WORK ORDER =>
Show every line of the data that includes the word "title".

RECORDS FOR PROCESSING =>
• • •

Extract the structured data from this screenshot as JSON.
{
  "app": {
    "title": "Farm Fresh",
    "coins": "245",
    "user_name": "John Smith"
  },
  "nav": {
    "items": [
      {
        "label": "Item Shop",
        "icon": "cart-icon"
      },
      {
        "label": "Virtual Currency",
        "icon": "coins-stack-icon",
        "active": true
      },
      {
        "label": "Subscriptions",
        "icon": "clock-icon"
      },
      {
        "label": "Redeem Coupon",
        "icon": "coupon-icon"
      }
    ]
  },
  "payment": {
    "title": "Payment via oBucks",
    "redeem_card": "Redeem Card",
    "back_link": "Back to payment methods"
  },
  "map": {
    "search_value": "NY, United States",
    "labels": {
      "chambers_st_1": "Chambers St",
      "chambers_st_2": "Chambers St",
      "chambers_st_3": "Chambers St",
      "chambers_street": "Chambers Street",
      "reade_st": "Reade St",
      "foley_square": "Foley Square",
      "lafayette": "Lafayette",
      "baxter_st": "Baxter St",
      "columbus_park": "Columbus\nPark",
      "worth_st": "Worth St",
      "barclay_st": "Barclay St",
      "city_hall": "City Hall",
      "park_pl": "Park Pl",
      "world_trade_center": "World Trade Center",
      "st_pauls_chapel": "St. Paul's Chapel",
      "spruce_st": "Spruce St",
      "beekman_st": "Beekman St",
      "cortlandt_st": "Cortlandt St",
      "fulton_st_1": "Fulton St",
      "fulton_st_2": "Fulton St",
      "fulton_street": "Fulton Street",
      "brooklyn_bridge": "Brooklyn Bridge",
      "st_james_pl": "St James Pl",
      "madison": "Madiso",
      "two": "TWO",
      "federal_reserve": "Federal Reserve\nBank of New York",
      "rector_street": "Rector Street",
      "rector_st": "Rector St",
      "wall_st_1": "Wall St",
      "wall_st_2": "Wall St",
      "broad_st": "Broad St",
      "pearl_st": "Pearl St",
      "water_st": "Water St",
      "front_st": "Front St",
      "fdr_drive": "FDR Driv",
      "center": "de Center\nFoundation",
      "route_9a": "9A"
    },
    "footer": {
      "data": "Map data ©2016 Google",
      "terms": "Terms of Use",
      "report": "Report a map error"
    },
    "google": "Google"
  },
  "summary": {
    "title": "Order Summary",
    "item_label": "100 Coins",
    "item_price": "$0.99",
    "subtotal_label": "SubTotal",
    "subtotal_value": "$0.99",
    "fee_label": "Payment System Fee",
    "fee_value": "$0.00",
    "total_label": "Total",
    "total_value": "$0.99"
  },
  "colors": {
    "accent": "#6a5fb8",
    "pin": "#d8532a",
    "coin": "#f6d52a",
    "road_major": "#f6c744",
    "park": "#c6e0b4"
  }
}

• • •

ANSWER TO THE PROBLEM =>
    "title": "Farm Fresh",
    "title": "Payment via oBucks",
    "title": "Order Summary",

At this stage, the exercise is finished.